When oil spills onto water, it spreads out into a thin surface sheen. The more time that elapses between spill and cleanup, the farther the oil can spread, and the more negative effects on wildlife, ecosystems, and coastal communities. Water currents, wind, and other environmental factors influence how a spill spreads, and what damage it does. In an average year, there are about 14,000 oil spills in the U.S. Typically, clean up crews use similar techniques as those used in the 1991 Tacoma spill: containment, removal of oil, and recovery of nearby ecosystems, including helping oil-coated animals. Barriers, booms, skimmers, and sorbent materials capture the oil, and other mechanical means remove it. Oil and water separators may be used to further isolate oil.

In tropical areas, a different cleanup approach, chemical dispersal, may be used. In this technique, chemical dispersal agents are released; they speed up the oil dispersal process. However, some hazardous waste experts say this process harms local wildlife, including coral reefs, perhaps even more than crude oil would. Indeed, the normal biological breakdown of oil is what eventually occurs on many coastal zones affected by oil spills. Over time, sun, surf, and normal weather patterns incorporate the oil back into the environment. However, it may take decades for this to happen. For instance, 18 years after the infamous Exxon Valdez spill, some oil had yet to biodegrade.

Scientists are also exploring how certain microbes could be released to “eat up” the oil and fuel that is spilled in the world’s waterways each year. Fertilizers such as nitrogen and phosphorous are sometimes spread over coastlines that have been coated with oil. These substances encourage the growth of microorganisms that help break down the oil into C02 and fatty acids, among other substances.

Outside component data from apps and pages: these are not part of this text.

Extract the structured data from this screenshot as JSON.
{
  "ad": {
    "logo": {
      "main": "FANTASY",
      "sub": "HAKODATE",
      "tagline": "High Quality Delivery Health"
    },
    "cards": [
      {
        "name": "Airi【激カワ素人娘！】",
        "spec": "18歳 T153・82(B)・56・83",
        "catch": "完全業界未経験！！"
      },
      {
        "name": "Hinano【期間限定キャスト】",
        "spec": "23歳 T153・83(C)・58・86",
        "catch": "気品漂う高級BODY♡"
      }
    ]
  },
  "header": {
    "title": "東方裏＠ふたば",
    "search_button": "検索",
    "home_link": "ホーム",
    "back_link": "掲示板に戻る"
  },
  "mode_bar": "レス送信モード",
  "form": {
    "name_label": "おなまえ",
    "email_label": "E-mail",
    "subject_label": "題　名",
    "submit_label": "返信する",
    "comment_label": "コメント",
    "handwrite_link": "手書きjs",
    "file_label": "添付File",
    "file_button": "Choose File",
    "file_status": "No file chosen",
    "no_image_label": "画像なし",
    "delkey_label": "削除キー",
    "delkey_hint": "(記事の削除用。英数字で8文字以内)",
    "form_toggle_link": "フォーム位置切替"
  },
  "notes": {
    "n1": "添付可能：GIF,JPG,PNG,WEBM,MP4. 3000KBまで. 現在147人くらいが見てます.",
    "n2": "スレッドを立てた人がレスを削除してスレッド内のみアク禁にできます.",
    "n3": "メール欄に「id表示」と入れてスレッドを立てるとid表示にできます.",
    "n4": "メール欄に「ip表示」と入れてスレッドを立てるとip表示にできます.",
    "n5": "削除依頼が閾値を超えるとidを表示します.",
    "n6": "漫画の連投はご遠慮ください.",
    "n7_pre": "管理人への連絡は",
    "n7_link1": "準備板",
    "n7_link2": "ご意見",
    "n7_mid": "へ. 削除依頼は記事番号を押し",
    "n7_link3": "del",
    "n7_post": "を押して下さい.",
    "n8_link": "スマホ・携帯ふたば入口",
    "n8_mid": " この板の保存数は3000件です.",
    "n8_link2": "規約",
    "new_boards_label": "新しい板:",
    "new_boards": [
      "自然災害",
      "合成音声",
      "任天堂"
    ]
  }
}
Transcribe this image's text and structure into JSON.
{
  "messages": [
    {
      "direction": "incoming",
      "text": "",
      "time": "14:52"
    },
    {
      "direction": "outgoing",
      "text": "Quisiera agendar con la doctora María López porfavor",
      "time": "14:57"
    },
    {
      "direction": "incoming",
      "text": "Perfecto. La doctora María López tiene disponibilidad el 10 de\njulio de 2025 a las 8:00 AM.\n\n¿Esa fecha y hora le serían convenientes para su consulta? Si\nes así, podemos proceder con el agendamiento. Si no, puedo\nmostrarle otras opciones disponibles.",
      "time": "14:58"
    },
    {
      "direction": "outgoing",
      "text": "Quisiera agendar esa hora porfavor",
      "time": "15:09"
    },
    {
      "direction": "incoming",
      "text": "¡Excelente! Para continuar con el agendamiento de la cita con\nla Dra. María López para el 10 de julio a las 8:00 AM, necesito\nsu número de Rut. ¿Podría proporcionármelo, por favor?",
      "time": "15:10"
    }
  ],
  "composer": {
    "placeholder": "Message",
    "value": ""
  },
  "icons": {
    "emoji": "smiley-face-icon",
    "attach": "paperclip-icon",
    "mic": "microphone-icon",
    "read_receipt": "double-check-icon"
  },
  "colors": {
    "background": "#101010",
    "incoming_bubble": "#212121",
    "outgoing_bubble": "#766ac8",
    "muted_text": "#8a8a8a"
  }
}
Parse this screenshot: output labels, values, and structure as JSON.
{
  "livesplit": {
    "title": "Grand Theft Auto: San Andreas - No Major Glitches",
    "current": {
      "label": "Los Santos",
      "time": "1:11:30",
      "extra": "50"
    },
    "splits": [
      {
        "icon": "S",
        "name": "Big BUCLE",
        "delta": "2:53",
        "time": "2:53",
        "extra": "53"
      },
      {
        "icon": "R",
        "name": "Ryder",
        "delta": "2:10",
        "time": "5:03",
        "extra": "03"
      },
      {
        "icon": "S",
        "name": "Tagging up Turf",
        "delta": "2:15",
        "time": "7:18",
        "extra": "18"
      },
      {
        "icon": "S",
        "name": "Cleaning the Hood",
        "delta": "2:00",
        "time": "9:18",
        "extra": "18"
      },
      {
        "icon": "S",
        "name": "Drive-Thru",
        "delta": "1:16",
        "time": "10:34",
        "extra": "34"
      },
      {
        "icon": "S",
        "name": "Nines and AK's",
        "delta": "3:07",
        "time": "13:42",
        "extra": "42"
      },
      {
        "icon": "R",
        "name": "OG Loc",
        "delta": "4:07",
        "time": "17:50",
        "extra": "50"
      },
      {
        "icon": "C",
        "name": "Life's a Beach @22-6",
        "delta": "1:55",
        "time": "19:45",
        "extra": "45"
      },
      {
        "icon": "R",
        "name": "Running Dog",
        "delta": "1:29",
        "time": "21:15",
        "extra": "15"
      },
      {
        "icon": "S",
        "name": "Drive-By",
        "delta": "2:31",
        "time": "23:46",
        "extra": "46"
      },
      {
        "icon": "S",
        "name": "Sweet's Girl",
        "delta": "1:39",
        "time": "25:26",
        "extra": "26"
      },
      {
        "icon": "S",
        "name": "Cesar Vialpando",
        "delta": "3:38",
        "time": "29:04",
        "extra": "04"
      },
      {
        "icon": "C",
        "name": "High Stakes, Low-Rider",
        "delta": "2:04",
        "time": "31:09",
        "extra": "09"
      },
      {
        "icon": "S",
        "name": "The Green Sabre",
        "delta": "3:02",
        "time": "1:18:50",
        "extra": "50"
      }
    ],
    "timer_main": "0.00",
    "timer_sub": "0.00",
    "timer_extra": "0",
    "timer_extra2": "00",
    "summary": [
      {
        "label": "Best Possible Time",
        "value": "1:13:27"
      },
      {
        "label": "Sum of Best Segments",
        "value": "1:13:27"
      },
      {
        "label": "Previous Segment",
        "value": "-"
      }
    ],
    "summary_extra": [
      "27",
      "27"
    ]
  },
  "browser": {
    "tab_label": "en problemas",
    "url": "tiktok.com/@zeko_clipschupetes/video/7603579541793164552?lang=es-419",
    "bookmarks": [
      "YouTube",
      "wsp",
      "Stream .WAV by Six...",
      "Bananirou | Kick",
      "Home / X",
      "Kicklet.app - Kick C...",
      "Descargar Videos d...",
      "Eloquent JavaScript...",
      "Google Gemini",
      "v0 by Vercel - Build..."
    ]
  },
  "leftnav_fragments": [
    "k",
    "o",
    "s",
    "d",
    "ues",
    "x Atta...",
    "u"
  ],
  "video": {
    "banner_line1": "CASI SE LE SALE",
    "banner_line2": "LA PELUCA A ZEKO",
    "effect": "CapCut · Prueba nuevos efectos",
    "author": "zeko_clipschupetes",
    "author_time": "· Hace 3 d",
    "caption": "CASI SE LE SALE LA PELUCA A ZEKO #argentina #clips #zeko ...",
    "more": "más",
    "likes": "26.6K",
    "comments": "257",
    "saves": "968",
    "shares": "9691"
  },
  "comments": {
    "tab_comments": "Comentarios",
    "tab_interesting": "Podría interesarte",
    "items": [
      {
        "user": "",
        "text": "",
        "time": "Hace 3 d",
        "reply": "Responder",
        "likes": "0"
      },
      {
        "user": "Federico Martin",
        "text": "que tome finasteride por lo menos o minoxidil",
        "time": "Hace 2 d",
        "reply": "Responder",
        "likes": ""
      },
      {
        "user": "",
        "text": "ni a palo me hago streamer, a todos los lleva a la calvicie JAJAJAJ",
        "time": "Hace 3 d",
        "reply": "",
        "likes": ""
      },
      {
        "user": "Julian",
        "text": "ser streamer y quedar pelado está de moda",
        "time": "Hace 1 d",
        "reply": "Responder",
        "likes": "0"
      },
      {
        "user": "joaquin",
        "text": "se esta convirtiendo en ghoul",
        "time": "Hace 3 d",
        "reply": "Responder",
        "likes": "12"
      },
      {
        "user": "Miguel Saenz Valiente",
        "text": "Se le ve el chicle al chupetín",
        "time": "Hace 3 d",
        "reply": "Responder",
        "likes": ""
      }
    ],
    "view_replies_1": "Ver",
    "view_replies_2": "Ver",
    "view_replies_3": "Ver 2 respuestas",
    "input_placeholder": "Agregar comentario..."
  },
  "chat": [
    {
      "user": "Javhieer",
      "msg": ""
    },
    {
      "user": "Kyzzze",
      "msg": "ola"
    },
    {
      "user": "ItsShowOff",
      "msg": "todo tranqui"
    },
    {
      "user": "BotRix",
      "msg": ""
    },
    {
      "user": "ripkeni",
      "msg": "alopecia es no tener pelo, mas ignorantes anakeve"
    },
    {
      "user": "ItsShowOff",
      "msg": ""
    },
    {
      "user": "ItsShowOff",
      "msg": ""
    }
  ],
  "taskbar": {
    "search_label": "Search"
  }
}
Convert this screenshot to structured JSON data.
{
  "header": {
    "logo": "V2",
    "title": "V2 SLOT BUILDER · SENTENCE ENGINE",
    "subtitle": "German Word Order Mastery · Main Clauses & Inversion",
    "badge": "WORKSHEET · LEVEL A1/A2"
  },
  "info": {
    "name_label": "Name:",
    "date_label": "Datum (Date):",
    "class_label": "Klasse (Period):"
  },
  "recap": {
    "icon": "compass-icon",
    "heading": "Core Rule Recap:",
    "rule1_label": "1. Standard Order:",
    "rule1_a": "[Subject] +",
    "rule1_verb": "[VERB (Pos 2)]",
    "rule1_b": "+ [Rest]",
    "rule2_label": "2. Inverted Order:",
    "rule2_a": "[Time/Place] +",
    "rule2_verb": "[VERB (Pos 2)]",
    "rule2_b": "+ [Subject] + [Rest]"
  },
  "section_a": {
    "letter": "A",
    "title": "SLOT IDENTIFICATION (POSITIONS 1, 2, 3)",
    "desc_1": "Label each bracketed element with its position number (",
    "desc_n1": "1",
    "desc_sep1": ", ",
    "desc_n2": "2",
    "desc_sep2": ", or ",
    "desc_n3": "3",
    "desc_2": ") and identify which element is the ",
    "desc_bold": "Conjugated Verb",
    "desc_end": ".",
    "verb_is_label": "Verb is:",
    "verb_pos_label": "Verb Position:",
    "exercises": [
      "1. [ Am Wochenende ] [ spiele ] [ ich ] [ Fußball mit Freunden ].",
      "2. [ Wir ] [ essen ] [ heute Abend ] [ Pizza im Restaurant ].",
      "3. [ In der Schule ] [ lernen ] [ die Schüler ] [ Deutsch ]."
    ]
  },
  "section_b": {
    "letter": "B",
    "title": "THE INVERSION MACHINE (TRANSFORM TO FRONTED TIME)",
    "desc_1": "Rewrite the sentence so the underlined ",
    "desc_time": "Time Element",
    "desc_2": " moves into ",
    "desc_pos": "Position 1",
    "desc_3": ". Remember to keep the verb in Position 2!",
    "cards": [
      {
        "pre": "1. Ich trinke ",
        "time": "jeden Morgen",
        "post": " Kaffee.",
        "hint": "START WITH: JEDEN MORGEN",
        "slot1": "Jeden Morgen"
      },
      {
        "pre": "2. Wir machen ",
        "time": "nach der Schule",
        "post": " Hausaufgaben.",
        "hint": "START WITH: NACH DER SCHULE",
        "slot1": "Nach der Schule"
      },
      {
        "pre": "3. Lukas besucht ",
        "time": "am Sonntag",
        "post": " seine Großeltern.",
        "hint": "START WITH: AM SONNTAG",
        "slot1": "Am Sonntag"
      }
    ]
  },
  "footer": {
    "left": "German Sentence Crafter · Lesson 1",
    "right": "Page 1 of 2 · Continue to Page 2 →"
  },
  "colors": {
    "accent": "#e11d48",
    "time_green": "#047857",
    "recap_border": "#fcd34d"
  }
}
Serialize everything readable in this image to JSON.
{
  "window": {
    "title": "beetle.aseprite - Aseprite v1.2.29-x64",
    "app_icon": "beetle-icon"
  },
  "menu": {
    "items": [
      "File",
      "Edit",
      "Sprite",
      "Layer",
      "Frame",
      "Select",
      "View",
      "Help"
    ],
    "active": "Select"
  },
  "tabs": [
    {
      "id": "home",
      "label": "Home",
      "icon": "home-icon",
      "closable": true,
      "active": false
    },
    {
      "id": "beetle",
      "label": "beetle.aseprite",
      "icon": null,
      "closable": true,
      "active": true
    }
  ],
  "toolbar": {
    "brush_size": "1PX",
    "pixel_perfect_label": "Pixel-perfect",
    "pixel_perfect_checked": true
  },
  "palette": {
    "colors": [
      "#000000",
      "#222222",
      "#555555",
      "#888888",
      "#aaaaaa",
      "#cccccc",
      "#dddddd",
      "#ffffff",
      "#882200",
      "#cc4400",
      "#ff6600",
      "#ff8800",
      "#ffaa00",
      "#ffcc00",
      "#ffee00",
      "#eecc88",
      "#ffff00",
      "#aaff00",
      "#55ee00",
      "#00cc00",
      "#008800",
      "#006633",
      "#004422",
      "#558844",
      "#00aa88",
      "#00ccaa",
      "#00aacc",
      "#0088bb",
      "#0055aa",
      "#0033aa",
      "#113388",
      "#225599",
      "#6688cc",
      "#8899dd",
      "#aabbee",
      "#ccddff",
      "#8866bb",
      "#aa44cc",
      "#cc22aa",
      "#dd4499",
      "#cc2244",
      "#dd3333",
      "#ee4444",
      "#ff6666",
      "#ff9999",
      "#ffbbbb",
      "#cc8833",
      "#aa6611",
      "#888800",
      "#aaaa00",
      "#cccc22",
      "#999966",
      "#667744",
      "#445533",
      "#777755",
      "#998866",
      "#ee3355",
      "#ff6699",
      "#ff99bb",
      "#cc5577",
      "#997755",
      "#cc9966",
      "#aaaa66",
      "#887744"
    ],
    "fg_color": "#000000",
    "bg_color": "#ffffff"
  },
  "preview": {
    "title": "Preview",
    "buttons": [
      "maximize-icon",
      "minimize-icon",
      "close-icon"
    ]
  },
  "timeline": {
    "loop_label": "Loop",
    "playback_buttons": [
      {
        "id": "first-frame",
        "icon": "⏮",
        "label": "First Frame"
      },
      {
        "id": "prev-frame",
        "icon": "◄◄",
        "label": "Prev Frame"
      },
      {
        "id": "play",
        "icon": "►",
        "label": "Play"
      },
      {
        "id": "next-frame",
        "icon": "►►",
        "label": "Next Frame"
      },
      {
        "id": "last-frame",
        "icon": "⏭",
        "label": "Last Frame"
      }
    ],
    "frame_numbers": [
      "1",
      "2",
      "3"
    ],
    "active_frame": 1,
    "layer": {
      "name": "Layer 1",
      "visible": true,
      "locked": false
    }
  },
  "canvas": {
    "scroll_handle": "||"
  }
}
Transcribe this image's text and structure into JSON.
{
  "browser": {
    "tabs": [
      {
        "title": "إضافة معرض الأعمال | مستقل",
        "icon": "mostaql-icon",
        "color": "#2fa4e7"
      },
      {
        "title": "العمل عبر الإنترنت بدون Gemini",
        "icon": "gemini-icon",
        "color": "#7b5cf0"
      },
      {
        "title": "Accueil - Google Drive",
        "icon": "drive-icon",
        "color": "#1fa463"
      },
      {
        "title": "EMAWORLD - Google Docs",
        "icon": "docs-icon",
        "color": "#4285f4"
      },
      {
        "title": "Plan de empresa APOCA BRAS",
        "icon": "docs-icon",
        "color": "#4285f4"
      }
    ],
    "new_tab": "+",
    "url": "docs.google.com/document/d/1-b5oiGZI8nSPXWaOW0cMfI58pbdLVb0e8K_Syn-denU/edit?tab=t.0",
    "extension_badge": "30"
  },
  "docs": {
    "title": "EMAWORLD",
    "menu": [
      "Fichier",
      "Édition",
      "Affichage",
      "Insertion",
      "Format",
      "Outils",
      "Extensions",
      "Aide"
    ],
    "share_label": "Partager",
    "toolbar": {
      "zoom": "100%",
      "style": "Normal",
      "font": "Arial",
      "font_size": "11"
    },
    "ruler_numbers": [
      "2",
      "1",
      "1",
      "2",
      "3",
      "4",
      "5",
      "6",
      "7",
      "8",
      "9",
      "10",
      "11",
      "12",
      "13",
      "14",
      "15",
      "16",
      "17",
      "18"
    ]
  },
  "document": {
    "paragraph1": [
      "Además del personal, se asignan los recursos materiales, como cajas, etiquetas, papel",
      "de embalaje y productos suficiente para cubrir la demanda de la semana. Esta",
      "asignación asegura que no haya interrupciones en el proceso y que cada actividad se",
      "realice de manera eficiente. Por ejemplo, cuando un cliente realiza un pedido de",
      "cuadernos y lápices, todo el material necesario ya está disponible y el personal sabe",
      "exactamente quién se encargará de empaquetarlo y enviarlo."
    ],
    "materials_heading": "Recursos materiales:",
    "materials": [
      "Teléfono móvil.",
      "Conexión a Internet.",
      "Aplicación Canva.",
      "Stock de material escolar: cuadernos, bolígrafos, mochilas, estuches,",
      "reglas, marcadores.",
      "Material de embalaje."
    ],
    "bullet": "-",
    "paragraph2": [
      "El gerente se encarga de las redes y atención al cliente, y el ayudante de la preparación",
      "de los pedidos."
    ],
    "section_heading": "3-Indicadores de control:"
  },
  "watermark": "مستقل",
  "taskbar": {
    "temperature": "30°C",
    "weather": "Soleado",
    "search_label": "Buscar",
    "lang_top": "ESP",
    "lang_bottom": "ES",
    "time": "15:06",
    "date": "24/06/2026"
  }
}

Statistically, oil spills have been on the decline. According to the US Coast Guard, there was a 58% drop in oil spills on American waters between 1989 and 2004. However, that doesn’t mean all environmental impacts have been eliminated. EPA guidelines mandate that oil spills be cleaned up to preserve our shared resources. Ports and government oversight agencies can do a good deal to prevent spills, but it’s inevitable that accidents will happen. In the hypothetical case of an oil spill at the Port of Tacoma, as in any oil spill, successful clean up will rely on hazardous waste contractors partnering with government agencies.

We are your Northwest leader for identifying, handling, transporting, and disposing of hazardous waste. As always, when providing Tacoma hazardous waste disposal we follow federal guidelines, including the Hazardous Materials Transportation Uniform Safety Act (HMTUSA). With decades of experience in hazardous waste disposal, we offer a range of environmental services, always executed to the letter of regulatory compliance law. Contact us to learn more about how WasteXpress classifies profiles, ships, and labels hazardous waste for transportation and disposal.

[Photo by: Coast Guard, via CC License]